(Interface dataset entries)
BEGIN
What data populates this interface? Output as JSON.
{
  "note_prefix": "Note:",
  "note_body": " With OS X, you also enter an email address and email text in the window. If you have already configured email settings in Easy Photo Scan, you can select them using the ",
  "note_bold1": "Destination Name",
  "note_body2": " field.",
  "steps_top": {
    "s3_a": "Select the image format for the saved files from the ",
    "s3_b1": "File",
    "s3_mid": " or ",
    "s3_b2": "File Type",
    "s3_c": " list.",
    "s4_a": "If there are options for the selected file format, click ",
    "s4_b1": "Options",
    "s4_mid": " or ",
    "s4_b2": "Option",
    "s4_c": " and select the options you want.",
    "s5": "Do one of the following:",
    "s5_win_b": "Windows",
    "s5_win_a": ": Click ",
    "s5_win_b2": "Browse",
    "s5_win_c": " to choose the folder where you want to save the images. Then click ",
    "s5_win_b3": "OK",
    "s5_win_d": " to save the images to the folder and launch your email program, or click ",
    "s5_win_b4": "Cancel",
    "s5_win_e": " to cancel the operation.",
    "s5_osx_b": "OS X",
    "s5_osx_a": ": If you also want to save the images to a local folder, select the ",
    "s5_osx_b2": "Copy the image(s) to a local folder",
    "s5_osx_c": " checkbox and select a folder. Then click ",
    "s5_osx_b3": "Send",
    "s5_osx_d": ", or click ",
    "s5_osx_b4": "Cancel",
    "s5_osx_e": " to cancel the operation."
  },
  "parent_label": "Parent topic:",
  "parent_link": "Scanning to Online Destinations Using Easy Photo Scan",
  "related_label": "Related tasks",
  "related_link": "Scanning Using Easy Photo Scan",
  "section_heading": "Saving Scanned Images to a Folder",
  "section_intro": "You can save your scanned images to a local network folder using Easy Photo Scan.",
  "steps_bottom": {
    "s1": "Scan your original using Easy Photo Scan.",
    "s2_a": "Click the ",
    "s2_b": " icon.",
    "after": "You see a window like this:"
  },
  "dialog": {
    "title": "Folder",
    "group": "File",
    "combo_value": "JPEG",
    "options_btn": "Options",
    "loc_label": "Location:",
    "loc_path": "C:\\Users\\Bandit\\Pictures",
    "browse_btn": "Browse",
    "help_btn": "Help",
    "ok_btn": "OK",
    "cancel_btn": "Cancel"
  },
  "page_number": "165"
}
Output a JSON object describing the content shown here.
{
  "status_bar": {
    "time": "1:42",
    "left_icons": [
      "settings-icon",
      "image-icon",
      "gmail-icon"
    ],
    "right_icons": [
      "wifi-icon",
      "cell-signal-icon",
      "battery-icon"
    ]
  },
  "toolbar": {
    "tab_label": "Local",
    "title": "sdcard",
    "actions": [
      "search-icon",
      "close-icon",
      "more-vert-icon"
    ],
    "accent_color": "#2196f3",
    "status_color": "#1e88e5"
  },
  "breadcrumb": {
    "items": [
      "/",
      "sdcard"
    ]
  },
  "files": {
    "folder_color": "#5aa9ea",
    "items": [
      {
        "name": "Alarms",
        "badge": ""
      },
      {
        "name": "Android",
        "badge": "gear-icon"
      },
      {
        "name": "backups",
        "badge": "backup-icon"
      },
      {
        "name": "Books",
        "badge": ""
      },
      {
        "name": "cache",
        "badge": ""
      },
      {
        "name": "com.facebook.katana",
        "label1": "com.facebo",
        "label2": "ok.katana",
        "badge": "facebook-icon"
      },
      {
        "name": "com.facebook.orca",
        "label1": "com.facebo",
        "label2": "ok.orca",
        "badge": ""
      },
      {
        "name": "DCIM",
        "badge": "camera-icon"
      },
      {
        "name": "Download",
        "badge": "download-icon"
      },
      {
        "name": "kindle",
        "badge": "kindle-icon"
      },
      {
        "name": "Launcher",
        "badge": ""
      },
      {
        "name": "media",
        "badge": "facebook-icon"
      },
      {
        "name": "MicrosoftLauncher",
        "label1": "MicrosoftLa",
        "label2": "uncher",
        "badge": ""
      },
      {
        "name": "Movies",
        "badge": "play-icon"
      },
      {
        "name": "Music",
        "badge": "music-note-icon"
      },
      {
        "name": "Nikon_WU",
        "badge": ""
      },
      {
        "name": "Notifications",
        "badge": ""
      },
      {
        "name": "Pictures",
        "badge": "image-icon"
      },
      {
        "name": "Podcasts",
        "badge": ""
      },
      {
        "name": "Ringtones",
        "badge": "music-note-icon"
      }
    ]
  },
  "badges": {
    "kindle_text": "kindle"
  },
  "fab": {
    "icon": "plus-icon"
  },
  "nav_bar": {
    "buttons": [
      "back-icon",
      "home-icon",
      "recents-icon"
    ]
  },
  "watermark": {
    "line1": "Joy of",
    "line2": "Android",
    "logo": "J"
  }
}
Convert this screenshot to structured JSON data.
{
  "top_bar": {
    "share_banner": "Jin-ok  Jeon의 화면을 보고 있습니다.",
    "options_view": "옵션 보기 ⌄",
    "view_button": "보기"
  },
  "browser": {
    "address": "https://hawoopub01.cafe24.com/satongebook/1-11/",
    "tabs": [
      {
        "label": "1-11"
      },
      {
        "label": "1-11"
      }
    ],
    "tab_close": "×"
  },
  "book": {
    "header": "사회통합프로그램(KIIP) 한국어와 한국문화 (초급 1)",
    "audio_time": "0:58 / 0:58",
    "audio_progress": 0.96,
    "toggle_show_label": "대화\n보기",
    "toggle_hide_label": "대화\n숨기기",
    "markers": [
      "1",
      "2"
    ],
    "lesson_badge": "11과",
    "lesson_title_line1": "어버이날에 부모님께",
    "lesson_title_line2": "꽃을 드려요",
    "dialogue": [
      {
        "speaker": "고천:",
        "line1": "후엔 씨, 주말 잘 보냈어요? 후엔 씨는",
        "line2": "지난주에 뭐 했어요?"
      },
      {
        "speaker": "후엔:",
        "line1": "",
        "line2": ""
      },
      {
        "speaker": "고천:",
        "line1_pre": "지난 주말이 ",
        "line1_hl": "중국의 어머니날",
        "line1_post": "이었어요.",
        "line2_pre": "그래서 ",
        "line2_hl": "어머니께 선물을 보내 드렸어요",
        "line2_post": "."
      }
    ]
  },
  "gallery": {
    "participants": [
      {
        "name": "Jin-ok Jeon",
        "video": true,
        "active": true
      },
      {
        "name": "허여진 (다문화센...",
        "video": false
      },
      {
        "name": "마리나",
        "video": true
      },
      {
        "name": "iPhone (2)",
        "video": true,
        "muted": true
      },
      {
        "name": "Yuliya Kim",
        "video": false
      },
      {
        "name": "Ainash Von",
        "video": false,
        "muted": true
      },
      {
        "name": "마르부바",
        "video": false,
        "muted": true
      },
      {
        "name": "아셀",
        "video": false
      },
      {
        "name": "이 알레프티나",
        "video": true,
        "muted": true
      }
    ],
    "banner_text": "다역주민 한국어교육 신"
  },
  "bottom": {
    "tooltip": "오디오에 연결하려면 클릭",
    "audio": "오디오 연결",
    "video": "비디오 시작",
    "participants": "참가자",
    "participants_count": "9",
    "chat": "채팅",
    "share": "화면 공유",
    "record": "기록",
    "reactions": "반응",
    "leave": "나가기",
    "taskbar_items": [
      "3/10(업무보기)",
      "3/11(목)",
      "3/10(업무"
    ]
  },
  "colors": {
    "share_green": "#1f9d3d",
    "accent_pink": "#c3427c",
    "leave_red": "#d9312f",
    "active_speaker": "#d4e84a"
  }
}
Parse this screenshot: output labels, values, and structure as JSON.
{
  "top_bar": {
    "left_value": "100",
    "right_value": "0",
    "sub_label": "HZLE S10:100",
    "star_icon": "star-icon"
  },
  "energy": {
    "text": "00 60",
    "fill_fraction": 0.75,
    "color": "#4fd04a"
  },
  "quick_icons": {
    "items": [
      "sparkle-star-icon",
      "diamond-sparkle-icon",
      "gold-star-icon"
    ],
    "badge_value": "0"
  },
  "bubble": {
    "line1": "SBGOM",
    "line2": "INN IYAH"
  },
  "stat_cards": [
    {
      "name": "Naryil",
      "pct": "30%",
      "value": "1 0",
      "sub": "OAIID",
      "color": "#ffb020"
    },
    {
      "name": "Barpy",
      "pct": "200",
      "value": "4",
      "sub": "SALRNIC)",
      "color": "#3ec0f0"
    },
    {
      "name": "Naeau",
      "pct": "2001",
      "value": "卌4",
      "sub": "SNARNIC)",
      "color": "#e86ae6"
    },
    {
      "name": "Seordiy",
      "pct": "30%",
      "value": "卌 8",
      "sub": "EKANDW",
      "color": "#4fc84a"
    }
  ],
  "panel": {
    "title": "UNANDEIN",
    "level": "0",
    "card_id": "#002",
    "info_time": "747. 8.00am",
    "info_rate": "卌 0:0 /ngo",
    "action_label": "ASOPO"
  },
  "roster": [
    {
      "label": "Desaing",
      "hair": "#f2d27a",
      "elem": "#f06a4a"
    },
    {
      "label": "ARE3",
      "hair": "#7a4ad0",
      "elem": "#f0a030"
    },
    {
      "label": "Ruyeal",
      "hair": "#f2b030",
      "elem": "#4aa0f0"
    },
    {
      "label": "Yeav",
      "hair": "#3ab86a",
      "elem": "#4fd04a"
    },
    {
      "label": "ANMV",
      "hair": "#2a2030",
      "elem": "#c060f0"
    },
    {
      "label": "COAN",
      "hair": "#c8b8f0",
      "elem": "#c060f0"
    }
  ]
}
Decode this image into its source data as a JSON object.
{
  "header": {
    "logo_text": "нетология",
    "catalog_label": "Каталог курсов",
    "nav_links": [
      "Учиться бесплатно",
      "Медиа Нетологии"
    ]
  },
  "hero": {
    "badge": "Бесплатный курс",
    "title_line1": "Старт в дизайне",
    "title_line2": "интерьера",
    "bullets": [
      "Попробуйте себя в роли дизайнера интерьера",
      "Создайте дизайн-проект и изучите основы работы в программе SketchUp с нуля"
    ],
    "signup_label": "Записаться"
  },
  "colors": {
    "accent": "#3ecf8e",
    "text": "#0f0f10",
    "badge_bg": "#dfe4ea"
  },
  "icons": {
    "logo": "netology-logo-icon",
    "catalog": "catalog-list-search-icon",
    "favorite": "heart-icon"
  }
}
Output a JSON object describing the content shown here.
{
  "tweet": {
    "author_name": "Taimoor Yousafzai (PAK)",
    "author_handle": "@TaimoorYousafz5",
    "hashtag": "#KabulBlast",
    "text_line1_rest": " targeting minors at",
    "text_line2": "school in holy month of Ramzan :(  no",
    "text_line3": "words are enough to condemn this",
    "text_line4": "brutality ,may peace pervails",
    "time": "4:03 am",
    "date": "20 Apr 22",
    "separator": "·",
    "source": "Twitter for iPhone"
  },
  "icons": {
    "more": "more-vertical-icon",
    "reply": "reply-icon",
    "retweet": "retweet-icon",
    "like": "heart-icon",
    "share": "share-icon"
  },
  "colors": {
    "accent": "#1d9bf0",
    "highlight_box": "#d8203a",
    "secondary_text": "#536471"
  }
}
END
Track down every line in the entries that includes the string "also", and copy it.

  "note_body": " With OS X, you also enter an email address and email text in the window. If you have already configured email settings in Easy Photo Scan, you can select them using the ",
    "s5_osx_a": ": If you also want to save the images to a local folder, select the ",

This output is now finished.